/---

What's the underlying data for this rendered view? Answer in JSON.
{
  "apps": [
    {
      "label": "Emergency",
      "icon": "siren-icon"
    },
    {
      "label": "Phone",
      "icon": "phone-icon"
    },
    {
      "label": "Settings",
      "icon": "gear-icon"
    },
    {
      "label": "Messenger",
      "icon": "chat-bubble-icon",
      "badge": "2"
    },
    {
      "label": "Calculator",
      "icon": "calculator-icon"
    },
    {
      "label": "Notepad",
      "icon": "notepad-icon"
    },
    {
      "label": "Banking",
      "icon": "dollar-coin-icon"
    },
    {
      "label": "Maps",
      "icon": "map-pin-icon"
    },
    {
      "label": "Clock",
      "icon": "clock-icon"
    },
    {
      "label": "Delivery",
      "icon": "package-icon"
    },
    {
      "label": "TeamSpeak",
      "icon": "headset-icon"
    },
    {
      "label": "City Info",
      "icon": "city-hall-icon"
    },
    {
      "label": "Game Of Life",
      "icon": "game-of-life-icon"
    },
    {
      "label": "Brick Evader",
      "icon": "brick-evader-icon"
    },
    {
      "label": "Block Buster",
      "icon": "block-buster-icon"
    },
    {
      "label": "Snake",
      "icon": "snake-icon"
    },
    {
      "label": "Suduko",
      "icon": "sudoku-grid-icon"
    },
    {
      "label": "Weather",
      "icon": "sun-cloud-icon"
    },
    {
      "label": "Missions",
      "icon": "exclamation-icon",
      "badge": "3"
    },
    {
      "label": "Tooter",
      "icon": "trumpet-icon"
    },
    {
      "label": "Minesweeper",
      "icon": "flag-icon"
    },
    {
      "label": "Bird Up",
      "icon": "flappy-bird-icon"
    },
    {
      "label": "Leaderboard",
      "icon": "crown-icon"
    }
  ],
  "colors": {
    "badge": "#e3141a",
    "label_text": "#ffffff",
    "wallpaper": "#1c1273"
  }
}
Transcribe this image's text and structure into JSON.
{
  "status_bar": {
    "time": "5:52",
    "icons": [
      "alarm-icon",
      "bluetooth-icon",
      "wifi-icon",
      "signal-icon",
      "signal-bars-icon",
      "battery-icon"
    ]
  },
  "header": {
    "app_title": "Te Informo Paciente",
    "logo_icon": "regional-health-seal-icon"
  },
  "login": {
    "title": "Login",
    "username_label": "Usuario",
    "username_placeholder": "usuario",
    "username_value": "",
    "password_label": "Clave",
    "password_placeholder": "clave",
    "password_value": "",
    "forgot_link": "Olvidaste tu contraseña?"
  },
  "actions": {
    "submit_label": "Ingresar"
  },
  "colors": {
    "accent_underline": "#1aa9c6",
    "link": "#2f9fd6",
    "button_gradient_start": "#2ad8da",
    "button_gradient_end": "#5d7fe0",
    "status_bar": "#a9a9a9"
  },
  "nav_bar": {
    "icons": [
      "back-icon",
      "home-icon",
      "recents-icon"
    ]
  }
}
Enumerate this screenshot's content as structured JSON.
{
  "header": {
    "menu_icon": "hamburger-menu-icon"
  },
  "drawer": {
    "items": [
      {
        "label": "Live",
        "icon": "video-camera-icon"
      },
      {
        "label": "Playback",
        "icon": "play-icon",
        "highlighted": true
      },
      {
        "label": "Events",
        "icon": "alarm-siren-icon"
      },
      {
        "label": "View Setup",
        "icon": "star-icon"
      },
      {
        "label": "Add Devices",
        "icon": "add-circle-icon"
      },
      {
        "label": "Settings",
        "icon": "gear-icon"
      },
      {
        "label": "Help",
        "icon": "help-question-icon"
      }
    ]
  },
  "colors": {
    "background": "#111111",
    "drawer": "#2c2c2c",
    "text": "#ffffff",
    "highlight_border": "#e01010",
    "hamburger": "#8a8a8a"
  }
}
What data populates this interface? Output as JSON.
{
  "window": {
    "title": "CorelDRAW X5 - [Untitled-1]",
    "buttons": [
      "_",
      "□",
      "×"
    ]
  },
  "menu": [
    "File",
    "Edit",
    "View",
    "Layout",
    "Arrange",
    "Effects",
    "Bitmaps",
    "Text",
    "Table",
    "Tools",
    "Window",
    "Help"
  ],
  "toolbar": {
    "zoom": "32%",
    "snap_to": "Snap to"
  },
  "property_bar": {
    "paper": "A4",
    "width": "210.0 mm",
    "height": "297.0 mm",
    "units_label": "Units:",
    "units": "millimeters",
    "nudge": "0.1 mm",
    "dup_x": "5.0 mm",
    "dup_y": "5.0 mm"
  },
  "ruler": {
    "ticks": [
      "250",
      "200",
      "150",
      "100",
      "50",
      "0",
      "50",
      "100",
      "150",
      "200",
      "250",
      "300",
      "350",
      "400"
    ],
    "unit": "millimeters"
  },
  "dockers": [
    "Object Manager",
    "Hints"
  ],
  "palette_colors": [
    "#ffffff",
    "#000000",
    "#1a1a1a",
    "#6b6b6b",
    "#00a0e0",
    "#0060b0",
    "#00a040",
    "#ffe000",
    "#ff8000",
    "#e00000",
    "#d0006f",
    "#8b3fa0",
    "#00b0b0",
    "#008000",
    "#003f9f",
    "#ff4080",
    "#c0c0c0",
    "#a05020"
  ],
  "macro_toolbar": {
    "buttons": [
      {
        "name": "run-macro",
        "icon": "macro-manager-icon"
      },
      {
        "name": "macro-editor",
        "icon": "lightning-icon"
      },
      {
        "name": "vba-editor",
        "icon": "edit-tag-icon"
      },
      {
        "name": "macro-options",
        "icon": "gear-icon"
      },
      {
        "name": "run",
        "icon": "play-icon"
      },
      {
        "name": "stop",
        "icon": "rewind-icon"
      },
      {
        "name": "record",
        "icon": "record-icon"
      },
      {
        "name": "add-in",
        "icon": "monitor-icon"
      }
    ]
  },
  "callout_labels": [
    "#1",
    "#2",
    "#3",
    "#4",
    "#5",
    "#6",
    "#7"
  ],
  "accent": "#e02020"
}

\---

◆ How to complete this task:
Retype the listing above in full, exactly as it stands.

◆ Exercise output:
What's the underlying data for this rendered view? Answer in JSON.
{
  "apps": [
    {
      "label": "Emergency",
      "icon": "siren-icon"
    },
    {
      "label": "Phone",
      "icon": "phone-icon"
    },
    {
      "label": "Settings",
      "icon": "gear-icon"
    },
    {
      "label": "Messenger",
      "icon": "chat-bubble-icon",
      "badge": "2"
    },
    {
      "label": "Calculator",
      "icon": "calculator-icon"
    },
    {
      "label": "Notepad",
      "icon": "notepad-icon"
    },
    {
      "label": "Banking",
      "icon": "dollar-coin-icon"
    },
    {
      "label": "Maps",
      "icon": "map-pin-icon"
    },
    {
      "label": "Clock",
      "icon": "clock-icon"
    },
    {
      "label": "Delivery",
      "icon": "package-icon"
    },
    {
      "label": "TeamSpeak",
      "icon": "headset-icon"
    },
    {
      "label": "City Info",
      "icon": "city-hall-icon"
    },
    {
      "label": "Game Of Life",
      "icon": "game-of-life-icon"
    },
    {
      "label": "Brick Evader",
      "icon": "brick-evader-icon"
    },
    {
      "label": "Block Buster",
      "icon": "block-buster-icon"
    },
    {
      "label": "Snake",
      "icon": "snake-icon"
    },
    {
      "label": "Suduko",
      "icon": "sudoku-grid-icon"
    },
    {
      "label": "Weather",
      "icon": "sun-cloud-icon"
    },
    {
      "label": "Missions",
      "icon": "exclamation-icon",
      "badge": "3"
    },
    {
      "label": "Tooter",
      "icon": "trumpet-icon"
    },
    {
      "label": "Minesweeper",
      "icon": "flag-icon"
    },
    {
      "label": "Bird Up",
      "icon": "flappy-bird-icon"
    },
    {
      "label": "Leaderboard",
      "icon": "crown-icon"
    }
  ],
  "colors": {
    "badge": "#e3141a",
    "label_text": "#ffffff",
    "wallpaper": "#1c1273"
  }
}
Transcribe this image's text and structure into JSON.
{
  "status_bar": {
    "time": "5:52",
    "icons": [
      "alarm-icon",
      "bluetooth-icon",
      "wifi-icon",
      "signal-icon",
      "signal-bars-icon",
      "battery-icon"
    ]
  },
  "header": {
    "app_title": "Te Informo Paciente",
    "logo_icon": "regional-health-seal-icon"
  },
  "login": {
    "title": "Login",
    "username_label": "Usuario",
    "username_placeholder": "usuario",
    "username_value": "",
    "password_label": "Clave",
    "password_placeholder": "clave",
    "password_value": "",
    "forgot_link": "Olvidaste tu contraseña?"
  },
  "actions": {
    "submit_label": "Ingresar"
  },
  "colors": {
    "accent_underline": "#1aa9c6",
    "link": "#2f9fd6",
    "button_gradient_start": "#2ad8da",
    "button_gradient_end": "#5d7fe0",
    "status_bar": "#a9a9a9"
  },
  "nav_bar": {
    "icons": [
      "back-icon",
      "home-icon",
      "recents-icon"
    ]
  }
}
Enumerate this screenshot's content as structured JSON.
{
  "header": {
    "menu_icon": "hamburger-menu-icon"
  },
  "drawer": {
    "items": [
      {
        "label": "Live",
        "icon": "video-camera-icon"
      },
      {
        "label": "Playback",
        "icon": "play-icon",
        "highlighted": true
      },
      {
        "label": "Events",
        "icon": "alarm-siren-icon"
      },
      {
        "label": "View Setup",
        "icon": "star-icon"
      },
      {
        "label": "Add Devices",
        "icon": "add-circle-icon"
      },
      {
        "label": "Settings",
        "icon": "gear-icon"
      },
      {
        "label": "Help",
        "icon": "help-question-icon"
      }
    ]
  },
  "colors": {
    "background": "#111111",
    "drawer": "#2c2c2c",
    "text": "#ffffff",
    "highlight_border": "#e01010",
    "hamburger": "#8a8a8a"
  }
}
What data populates this interface? Output as JSON.
{
  "window": {
    "title": "CorelDRAW X5 - [Untitled-1]",
    "buttons": [
      "_",
      "□",
      "×"
    ]
  },
  "menu": [
    "File",
    "Edit",
    "View",
    "Layout",
    "Arrange",
    "Effects",
    "Bitmaps",
    "Text",
    "Table",
    "Tools",
    "Window",
    "Help"
  ],
  "toolbar": {
    "zoom": "32%",
    "snap_to": "Snap to"
  },
  "property_bar": {
    "paper": "A4",
    "width": "210.0 mm",
    "height": "297.0 mm",
    "units_label": "Units:",
    "units": "millimeters",
    "nudge": "0.1 mm",
    "dup_x": "5.0 mm",
    "dup_y": "5.0 mm"
  },
  "ruler": {
    "ticks": [
      "250",
      "200",
      "150",
      "100",
      "50",
      "0",
      "50",
      "100",
      "150",
      "200",
      "250",
      "300",
      "350",
      "400"
    ],
    "unit": "millimeters"
  },
  "dockers": [
    "Object Manager",
    "Hints"
  ],
  "palette_colors": [
    "#ffffff",
    "#000000",
    "#1a1a1a",
    "#6b6b6b",
    "#00a0e0",
    "#0060b0",
    "#00a040",
    "#ffe000",
    "#ff8000",
    "#e00000",
    "#d0006f",
    "#8b3fa0",
    "#00b0b0",
    "#008000",
    "#003f9f",
    "#ff4080",
    "#c0c0c0",
    "#a05020"
  ],
  "macro_toolbar": {
    "buttons": [
      {
        "name": "run-macro",
        "icon": "macro-manager-icon"
      },
      {
        "name": "macro-editor",
        "icon": "lightning-icon"
      },
      {
        "name": "vba-editor",
        "icon": "edit-tag-icon"
      },
      {
        "name": "macro-options",
        "icon": "gear-icon"
      },
      {
        "name": "run",
        "icon": "play-icon"
      },
      {
        "name": "stop",
        "icon": "rewind-icon"
      },
      {
        "name": "record",
        "icon": "record-icon"
      },
      {
        "name": "add-in",
        "icon": "monitor-icon"
      }
    ]
  },
  "callout_labels": [
    "#1",
    "#2",
    "#3",
    "#4",
    "#5",
    "#6",
    "#7"
  ],
  "accent": "#e02020"
}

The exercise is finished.